I plan to wake up each day and choose to be optimistic and proactive. I plan to learn as much as I can so that in the end, I’ll be a better wife, daughter, friend, and practitioner. I plan to let myself feel crappy when I feel crappy, but to go out and enjoy the sun or good food when I feel good. I plan to nurture my relationships with others and my relationship with myself.

My goal is to motivate anyone reading this post to take a moment to look at your life in perspective. To nourish those things that are truly important to you whether that be your relationships, your career, your spirituality, whatever.

I hope that you’ll prioritize your health above many things. If we don’t have our health, then all the rest suffers too. Be proactive, not reactive! Eat delicious, whole foods. Move your body daily – go for a walk, lift weights, dance! De-stress with journaling, meditating, going out in nature, getting a massage. Get some sun. Practice gratitude. There’s always, always something to be grateful for.

If you have concerns about your health, don’t be afraid to speak up! Talk to your doctors, nurses, physical therapists (we are great listeners!) and ask them about anything that may seem off or that makes you worry. You know your body best and shouldn’t wait around for answers to come to you!

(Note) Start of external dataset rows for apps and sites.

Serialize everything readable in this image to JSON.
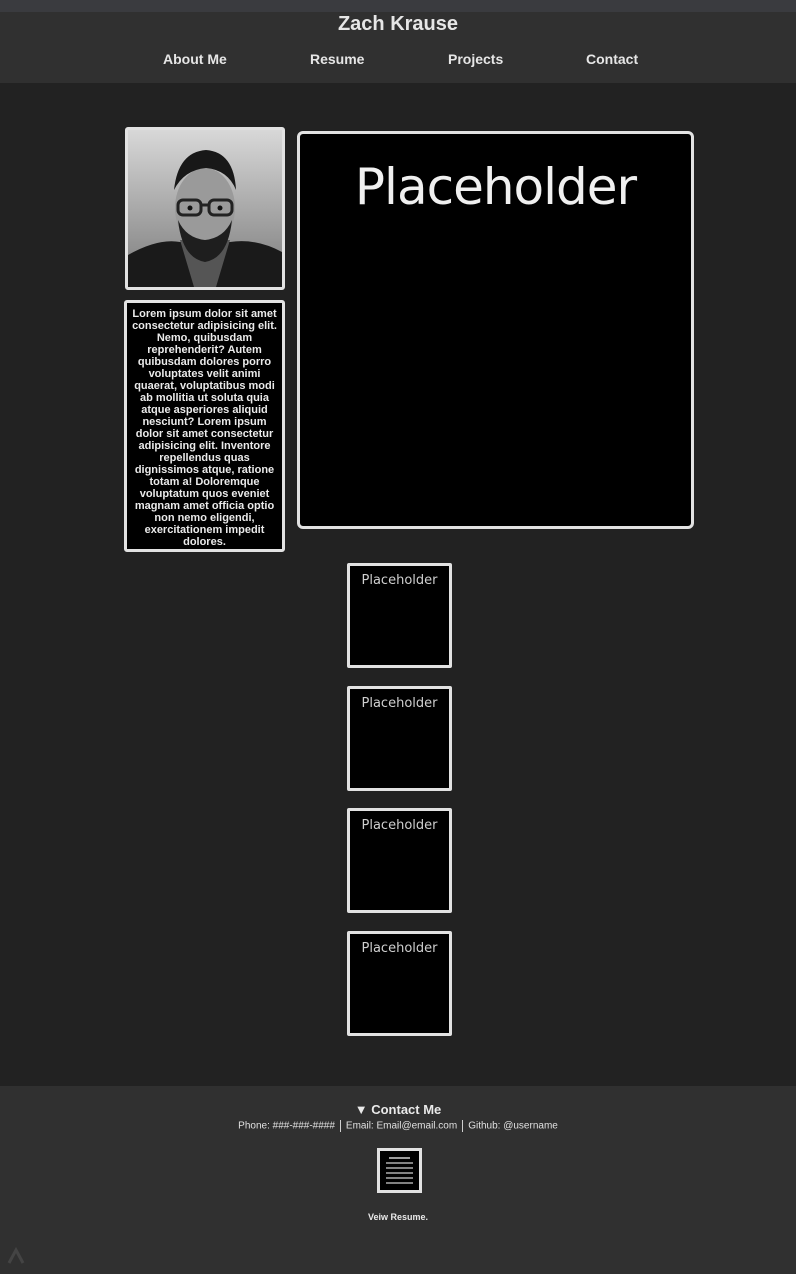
{
  "header": {
    "title": "Zach Krause",
    "nav": [
      "About Me",
      "Resume",
      "Projects",
      "Contact"
    ]
  },
  "profile": {
    "bio": "Lorem ipsum dolor sit amet consectetur adipisicing elit. Nemo, quibusdam reprehenderit? Autem quibusdam dolores porro voluptates velit animi quaerat, voluptatibus modi ab mollitia ut soluta quia atque asperiores aliquid nesciunt? Lorem ipsum dolor sit amet consectetur adipisicing elit. Inventore repellendus quas dignissimos atque, ratione totam a! Doloremque voluptatum quos eveniet magnam amet officia optio non nemo eligendi, exercitationem impedit dolores."
  },
  "feature": {
    "title": "Placeholder"
  },
  "thumbnails": [
    {
      "title": "Placeholder"
    },
    {
      "title": "Placeholder"
    },
    {
      "title": "Placeholder"
    },
    {
      "title": "Placeholder"
    }
  ],
  "footer": {
    "heading": "Contact Me",
    "phone": "Phone: ###-###-####",
    "email": "Email: Email@email.com",
    "github": "Github: @username",
    "resume_label": "Veiw Resume.",
    "resume_icon": "document-icon"
  },
  "colors": {
    "background": "#222222",
    "header": "#303030",
    "card_border": "#e2e2e2"
  }
}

I wanted to thank everyone for such kind words, cards, gifts, and love sent my way! I am truly honored to walk this Earth with all of you ❤